The Three Judges

The Three Judges of the Underworld were once mortal kings, three brothers: King Rhadhamanthus, King Aeacus, and Kind Minos. They were sons of Zeus and a mortal woman named Europa. Zeus had spied the girl walking on the shoreline into a beautiful white bull, and she was impressed with its gentleness. When she climbed upon the bull, Zeus seized his chance and carried her off into the waves. He eventually carried her to Crete, where she was treated with great reverence. The boys were born soon afterward.

Each of the brothers ruled Crete, and they all gained a reputation for great intelligence coupled with inflexibility. The codes of laws they set in place were firm, fair, and held little compassion.

At some point, Minos seized power from his brothers and exiled them. Little is known of Rhadhamanthus and Aeacus after their exile. Minos, however, features prominently as a villain in a number of stories. This was the King that ordered Daedalus to construct the Labyrinth to hide the Minotaur and sacrificed countless numbers of people. He continued to terrorize Crete and the surrounding countries until he was eventually killed.

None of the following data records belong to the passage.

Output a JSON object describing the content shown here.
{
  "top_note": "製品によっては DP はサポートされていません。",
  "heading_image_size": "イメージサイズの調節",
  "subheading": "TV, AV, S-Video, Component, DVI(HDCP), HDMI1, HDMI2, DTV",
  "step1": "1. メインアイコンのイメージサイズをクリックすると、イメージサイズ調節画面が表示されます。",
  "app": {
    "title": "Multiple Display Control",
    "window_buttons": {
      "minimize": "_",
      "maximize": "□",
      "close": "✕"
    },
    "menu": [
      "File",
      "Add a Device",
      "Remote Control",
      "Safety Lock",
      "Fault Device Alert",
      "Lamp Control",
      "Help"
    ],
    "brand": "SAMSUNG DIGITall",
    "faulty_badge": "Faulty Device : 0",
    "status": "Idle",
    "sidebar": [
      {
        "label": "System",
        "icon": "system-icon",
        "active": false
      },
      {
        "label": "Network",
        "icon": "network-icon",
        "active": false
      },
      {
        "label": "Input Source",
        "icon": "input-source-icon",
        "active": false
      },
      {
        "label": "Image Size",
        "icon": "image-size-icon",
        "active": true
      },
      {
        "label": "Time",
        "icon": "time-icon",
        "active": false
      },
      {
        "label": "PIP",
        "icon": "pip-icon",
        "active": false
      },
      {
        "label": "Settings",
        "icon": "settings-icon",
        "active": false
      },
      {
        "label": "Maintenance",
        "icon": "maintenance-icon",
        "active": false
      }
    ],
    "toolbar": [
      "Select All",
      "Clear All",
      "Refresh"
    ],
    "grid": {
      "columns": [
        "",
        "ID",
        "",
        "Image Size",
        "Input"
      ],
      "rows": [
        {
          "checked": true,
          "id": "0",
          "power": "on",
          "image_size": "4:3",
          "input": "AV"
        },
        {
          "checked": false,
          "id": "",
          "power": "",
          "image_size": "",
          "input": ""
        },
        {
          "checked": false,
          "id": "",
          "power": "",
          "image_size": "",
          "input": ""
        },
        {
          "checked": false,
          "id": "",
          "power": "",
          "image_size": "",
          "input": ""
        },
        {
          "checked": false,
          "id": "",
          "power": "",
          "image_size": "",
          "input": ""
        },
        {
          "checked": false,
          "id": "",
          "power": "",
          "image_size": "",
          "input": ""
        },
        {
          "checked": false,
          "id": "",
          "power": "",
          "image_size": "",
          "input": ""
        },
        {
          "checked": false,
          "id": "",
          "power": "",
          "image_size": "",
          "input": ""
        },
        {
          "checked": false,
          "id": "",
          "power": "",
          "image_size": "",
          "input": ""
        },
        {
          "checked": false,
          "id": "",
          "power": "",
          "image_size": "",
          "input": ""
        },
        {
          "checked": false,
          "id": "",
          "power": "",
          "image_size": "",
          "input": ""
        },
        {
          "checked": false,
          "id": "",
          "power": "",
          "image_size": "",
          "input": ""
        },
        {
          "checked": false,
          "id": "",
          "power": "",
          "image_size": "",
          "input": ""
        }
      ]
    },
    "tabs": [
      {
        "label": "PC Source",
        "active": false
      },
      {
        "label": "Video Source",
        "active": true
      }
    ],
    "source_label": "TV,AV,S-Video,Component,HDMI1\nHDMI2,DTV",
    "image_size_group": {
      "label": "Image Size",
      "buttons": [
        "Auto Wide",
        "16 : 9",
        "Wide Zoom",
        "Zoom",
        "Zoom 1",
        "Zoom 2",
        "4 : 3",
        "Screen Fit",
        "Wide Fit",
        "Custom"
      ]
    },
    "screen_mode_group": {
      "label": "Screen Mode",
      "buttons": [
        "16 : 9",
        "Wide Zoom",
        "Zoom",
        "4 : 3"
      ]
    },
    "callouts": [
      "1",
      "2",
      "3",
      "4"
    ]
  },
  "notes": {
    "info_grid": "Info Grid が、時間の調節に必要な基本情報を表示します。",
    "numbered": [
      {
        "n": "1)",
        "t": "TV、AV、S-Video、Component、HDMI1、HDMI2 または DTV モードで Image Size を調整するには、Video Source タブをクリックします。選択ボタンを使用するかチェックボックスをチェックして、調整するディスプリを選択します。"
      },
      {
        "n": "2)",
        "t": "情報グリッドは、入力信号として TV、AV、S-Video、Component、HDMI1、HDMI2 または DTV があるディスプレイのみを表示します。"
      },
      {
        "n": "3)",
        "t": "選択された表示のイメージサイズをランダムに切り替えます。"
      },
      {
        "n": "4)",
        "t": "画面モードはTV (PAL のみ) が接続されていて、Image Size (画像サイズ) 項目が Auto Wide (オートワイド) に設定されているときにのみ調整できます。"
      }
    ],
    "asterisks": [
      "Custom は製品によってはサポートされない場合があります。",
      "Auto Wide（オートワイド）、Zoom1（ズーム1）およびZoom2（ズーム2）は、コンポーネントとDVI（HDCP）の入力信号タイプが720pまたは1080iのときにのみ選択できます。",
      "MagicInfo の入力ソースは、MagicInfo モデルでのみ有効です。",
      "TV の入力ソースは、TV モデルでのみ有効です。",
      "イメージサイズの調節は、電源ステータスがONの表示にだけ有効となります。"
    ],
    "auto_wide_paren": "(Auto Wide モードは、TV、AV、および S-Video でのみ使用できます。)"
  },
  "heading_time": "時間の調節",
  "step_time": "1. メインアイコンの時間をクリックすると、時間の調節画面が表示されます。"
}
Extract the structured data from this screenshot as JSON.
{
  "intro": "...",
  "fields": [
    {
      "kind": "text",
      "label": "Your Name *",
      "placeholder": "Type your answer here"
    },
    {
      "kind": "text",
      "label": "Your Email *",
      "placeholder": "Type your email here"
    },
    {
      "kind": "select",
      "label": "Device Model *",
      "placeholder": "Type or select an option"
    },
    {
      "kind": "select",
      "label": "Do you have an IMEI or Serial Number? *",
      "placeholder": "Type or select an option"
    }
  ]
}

Still, Hades decided that the souls of the men had some use. After their deaths, the God of the Underworld had them set aside as Judges. The souls of the dead had to come before them and plead their cases. Each had to explain their ideals and the Gods' morality. It was up to the Judges, then, to decide if they had lived acceptably. If the person had been true, they were sent to the Elysian Fields, to live in contentment. If the person had been evil in life, though, they were sent to Tartarus, where they would suffer without purpose.


No comments:

Post a Comment